A Very Brief History of India

India is one of the world's most ancient civilizations.  The Indus Valley civilization, from about 2500 – 1900 B.C., formed the first urban culture in South Asia.  Hinduism, the primary religion in India, is considered the world’s oldest religion, with the Vedas, the sacred texts of Hinduism, composed between 2000 – 500 B.C.  Jainism, Sikhism, and Buddhism all have their roots in Hinduism, and our trip would take us to several important temples of all these religions.

The Indus Valley in what is now northwestern India - from World Heritage Encyclopedia

Hindu temples along the Ganges in Varanasi, Buddhist cave temple of Ellora,
Jain and Sikh temples in Old Delhi

The Classical and Medieval periods of Indian history, from about 200 B.C. through 1500 A.D., consisted of a long string of empires and dynasties, none of which were familiar to me.  Trade with the outside world flourished with the Silk Road and the spice trade routes.

The early modern period began with the 1526 A.D. invasion of the Muslim conqueror, Babur, a descendent of both Timor and Genghis Khan.  The Mughal Empire ruled India for the next three centuries.  Many of these Muslim emperors were tolerant of the Hindu religion, and much of the celebrated architecture of India, including the Taj Mahal, was built during this period and incorporates both Muslim and Hindu art and design.

The Taj Mahal on a misty morning

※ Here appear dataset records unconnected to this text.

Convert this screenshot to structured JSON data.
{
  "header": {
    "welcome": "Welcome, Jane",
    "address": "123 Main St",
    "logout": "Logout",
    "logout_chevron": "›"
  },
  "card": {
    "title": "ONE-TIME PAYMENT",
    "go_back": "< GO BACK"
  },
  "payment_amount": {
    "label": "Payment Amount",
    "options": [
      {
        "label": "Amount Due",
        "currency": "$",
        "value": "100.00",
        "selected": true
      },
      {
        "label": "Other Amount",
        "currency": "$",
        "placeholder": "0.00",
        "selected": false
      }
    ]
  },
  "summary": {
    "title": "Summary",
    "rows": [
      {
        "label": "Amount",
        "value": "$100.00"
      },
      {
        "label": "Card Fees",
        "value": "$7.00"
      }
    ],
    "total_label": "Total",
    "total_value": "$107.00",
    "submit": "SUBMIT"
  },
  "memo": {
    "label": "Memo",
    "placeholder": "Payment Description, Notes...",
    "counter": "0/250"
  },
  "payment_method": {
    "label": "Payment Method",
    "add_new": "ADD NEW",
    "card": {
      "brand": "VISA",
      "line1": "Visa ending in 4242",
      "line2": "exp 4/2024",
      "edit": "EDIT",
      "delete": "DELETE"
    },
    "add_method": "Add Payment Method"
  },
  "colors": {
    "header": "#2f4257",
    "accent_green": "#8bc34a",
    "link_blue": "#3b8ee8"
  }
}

During the Mughal period, the European traders began to gain a foothold in India, with the Portuguese, Dutch, English, and French all establishing outposts here, and in the mid-1700s, the British East India Company expanded its military presence and took over large parts of the country.  They further expanded their power through treaties with various Indian princes, and by the mid-1800s, over 50% if India was under the direct rule of the “British Raj,” with the other 48% governed through British alliances with the various maharajahs.  The World Wars of the 20th century, and a growing independence movement led by men such as Mahatma Gandhi, finally led to Indian independence in 1947 and the establishment of a Parliamentary system of government. 

Statue of Gandhi leading his first group of followers. 

Today, India is an important modern civilization, with some unique challenges.  The country is about one-third the size of the United States, but it has slightly more than four times as many people.  In fact, in 2022 India, with its 1.4 billion people, passed up China as the most populous country in the world.  It is on its way to becoming the third-largest economy in the world, although it still struggles with immense poverty and social stratification.  The United States maintains a friendly relationship with India, but India’s powerful Prime Minister, Narendra Modi, also maintains close ties with Vladimir Putin.  The population is about 75% Hindu, but there have been recent, and sometimes violent, tensions between the Hindus and the 14% of the population that is Muslim.  My previously held views of Modi, whom I had viewed as authoritarian and intolerant, were challenged on this trip by our guides, who were unanimously strongly supportive of him, saying that he has done great good for the people of India.  I will reserve judgment but look forward to watching India’s story more closely in the future.


OK!  I think that's enough school-teacher history!  Upcoming posts will dive into the rich culture of India.



Annis said...

Wow, Joan! Thank you so much. We resisted India for many of the same reasons you did and never made it there. Now I can see it through your and Rob's eyes and feel like I've been there. And, thanks for the history lesson! xoA <3

Joan Lindsay Kerr said...

Thanks, Annis! I am looking forward to sharing the upcoming posts about each of the cities we visited. Each one had its own special character, and there were so many jaw-dropping sights!